**Given data**
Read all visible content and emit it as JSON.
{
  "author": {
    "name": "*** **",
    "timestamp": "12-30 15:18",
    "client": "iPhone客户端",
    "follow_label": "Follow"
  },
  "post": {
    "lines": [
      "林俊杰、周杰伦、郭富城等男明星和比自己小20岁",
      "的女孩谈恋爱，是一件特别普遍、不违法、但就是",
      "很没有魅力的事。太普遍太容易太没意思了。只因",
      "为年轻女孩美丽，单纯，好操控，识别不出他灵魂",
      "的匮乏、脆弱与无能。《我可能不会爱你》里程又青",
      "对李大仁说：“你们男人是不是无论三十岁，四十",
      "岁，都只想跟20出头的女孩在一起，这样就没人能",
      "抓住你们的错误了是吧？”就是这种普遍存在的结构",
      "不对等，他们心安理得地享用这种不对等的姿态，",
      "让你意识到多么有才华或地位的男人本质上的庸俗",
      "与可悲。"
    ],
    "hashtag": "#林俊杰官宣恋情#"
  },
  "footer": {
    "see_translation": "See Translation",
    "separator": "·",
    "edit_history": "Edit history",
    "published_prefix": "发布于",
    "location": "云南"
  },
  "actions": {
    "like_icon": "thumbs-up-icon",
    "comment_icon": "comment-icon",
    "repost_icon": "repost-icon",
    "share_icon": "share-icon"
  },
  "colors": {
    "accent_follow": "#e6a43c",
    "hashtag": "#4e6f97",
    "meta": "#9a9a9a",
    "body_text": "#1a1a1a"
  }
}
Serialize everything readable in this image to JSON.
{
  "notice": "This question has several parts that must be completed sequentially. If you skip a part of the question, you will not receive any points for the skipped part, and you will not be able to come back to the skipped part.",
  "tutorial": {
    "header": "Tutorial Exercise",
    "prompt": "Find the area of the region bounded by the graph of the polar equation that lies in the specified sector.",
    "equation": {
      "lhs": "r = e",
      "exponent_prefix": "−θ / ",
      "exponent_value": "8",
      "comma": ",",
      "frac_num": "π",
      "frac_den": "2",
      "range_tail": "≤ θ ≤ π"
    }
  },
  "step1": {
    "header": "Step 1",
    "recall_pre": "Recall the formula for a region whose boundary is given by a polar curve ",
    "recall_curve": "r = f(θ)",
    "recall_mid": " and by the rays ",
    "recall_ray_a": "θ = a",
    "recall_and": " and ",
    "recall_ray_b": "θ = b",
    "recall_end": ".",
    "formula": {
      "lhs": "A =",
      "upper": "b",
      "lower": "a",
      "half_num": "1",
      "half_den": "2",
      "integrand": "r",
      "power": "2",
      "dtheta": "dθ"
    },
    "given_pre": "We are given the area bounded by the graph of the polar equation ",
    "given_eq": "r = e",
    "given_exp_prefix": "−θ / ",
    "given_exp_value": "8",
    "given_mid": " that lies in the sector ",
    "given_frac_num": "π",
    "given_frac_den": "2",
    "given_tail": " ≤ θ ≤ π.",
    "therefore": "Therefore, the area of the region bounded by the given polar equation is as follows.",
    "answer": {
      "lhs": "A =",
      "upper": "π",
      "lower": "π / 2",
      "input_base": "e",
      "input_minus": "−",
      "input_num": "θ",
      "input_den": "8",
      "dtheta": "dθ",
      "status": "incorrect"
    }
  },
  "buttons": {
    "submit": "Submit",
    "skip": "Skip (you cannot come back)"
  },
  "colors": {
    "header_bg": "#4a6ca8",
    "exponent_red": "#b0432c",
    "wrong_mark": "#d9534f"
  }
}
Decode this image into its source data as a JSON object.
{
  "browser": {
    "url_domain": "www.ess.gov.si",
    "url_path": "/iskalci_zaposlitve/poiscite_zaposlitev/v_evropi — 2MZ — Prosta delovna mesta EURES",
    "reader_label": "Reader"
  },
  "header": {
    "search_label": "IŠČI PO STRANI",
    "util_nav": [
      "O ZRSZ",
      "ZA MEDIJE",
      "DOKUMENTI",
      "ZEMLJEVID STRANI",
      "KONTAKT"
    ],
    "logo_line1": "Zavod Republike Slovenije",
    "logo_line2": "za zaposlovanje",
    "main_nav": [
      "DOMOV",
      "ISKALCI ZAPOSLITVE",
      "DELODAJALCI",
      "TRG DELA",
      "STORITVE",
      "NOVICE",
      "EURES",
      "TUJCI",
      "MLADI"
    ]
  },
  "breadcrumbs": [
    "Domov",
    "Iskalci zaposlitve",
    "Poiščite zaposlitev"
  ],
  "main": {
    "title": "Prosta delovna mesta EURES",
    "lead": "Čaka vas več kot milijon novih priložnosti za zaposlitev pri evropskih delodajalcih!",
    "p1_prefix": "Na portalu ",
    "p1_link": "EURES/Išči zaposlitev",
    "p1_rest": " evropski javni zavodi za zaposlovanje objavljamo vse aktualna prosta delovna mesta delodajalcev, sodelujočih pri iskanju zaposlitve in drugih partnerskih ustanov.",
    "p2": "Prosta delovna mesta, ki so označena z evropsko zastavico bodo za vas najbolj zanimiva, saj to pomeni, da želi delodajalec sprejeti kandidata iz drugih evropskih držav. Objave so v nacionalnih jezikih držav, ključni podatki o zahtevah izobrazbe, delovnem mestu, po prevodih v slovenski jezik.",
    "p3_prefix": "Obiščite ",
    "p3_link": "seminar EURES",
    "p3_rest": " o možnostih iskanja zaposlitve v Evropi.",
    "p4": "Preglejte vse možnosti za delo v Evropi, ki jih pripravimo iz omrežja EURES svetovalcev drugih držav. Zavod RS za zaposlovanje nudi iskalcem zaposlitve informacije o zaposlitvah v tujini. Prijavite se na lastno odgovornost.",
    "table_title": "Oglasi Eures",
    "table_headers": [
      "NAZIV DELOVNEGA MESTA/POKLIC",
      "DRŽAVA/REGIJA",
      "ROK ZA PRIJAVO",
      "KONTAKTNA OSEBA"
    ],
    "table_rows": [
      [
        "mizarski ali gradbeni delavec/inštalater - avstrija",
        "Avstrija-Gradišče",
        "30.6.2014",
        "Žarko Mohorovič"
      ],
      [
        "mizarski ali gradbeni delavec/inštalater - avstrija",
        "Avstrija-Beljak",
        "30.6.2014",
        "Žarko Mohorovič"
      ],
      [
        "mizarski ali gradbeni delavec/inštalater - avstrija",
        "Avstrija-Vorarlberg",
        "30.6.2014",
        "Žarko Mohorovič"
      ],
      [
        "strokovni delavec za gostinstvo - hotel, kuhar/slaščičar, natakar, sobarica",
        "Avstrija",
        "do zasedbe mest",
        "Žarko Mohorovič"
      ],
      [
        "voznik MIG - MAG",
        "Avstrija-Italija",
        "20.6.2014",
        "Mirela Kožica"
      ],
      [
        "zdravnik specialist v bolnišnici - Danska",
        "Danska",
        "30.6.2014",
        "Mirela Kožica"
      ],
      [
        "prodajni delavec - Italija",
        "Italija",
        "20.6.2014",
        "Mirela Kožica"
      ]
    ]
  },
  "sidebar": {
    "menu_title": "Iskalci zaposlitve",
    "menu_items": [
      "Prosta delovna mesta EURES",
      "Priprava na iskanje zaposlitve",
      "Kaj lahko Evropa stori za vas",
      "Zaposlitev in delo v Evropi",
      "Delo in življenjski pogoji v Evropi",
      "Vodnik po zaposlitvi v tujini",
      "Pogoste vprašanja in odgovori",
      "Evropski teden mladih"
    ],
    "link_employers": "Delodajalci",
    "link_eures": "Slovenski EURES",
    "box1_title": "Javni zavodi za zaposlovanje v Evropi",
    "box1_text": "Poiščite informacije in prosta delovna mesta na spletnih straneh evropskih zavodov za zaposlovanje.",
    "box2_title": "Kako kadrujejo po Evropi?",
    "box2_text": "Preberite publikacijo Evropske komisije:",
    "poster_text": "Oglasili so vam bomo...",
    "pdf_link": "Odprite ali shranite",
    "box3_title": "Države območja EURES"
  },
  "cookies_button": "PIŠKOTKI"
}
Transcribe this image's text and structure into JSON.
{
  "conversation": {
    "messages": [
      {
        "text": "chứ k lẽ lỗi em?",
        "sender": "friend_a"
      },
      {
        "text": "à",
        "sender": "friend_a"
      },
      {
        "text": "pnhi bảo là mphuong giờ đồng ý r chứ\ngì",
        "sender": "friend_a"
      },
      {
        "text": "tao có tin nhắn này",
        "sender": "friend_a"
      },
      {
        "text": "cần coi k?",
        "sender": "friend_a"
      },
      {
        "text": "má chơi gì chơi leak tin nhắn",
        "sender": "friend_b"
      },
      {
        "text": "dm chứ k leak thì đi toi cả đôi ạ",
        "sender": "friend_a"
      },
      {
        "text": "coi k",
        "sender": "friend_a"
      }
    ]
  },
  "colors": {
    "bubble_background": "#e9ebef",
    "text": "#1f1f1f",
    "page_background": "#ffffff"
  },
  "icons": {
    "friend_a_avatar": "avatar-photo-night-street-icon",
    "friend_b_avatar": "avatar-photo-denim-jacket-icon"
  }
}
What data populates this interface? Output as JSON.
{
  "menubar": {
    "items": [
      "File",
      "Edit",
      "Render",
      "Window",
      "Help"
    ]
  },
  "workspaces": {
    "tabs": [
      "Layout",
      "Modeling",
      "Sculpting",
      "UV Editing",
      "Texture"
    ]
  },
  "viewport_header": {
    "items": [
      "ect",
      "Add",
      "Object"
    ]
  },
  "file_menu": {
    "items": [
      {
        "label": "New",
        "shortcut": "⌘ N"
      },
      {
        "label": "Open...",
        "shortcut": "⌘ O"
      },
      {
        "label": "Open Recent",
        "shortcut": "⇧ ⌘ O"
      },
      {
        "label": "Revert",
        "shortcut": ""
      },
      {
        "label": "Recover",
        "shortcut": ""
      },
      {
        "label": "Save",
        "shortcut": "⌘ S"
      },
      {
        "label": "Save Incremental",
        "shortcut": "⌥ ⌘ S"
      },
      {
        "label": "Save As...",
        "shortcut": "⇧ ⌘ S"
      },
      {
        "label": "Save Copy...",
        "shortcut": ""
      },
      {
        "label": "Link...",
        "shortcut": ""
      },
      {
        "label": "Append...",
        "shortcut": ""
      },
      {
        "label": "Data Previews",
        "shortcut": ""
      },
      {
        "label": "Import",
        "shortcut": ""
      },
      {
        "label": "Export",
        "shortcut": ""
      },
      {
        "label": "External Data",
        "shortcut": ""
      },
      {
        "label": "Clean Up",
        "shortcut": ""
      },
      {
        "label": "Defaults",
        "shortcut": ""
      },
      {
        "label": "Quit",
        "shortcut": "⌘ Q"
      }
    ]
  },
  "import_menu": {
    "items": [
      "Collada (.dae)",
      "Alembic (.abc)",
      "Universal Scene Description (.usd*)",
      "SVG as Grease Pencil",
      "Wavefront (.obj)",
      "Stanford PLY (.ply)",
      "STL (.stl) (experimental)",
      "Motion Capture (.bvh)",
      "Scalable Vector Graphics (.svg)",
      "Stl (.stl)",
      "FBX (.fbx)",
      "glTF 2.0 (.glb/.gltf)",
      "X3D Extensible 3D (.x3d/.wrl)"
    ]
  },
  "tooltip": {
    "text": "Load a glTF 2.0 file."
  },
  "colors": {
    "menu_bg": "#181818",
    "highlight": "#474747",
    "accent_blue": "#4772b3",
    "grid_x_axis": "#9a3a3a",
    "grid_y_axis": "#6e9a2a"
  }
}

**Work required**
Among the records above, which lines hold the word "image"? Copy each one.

**Response below**
Serialize everything readable in this image to JSON.
Decode this image into its source data as a JSON object.
Transcribe this image's text and structure into JSON.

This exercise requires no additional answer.